April is National Poetry Month, a time to honor the legacy and achievements of so many extraordinary poets as well celebrate our first Westchester Poet Laureate, B.K. Fischer. This April is even more significant since we are emerging from a difficult year of sheltering, losses, grief, and for many people lack of contact and isolation. April promises to bring a revival of spirit and the promise of spring, as beautifully expressed in the first stanza of “Song of a Second April” by Edna St. Vincent Millay.
April this year, not otherwise/ Than April a year ago,/ Is full of whispers, full of sighs,/ Of dazzling mud and dingy snow/ Hepaticas that pleased you so /Are here again, and butterflies.
As a psychotherapist and poet – and co-owner of Tarrytown’s Muddy Water Coffee & Café – the blending of poetry and psychology has served as a vehicle to better understand and more deeply experience my self, relationships, community, politics, culture, societal injustices, art, and dreams.
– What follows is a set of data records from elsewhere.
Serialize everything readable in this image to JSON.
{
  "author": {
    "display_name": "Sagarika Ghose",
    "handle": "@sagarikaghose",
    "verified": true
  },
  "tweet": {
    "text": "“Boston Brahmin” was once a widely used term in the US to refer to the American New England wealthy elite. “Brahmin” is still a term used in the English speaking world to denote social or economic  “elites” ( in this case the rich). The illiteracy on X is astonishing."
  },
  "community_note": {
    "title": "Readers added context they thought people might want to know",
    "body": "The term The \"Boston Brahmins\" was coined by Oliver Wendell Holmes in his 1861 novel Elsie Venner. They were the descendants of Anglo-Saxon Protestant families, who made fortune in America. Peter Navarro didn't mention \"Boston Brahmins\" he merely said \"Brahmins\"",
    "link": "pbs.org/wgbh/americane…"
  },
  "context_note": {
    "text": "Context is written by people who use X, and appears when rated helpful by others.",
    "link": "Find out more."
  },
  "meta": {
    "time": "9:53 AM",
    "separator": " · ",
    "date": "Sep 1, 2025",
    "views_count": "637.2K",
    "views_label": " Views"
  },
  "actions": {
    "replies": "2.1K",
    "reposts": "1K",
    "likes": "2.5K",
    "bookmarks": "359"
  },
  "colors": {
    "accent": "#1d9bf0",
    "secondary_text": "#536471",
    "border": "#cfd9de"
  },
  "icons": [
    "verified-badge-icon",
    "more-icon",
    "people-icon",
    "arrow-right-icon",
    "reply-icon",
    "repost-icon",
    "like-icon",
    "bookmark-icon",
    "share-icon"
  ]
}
Poetry is a grounding force amid chaos, a voice amid silence, a sacred witness, and bears the power to make change. We are currently living in a time of transition and rebirth. I can’t think of a more concise and vivid depiction of where we find ourselves today than through the words expressed in Amanda Gorman’s inaugural poem, “The Hill We Climb”.
When day comes, we step out of the shade aflame and unafraid. The new dawn blooms as we free it. For there is always light, if only we’re brave enough to see it, if only we’re brave enough to be it.
Loretta Oleck is a Pushcart Poetry Prize nominee, a finalist in the selection of 2021 Westchester County Poet Laureate, and the author of three poetry books.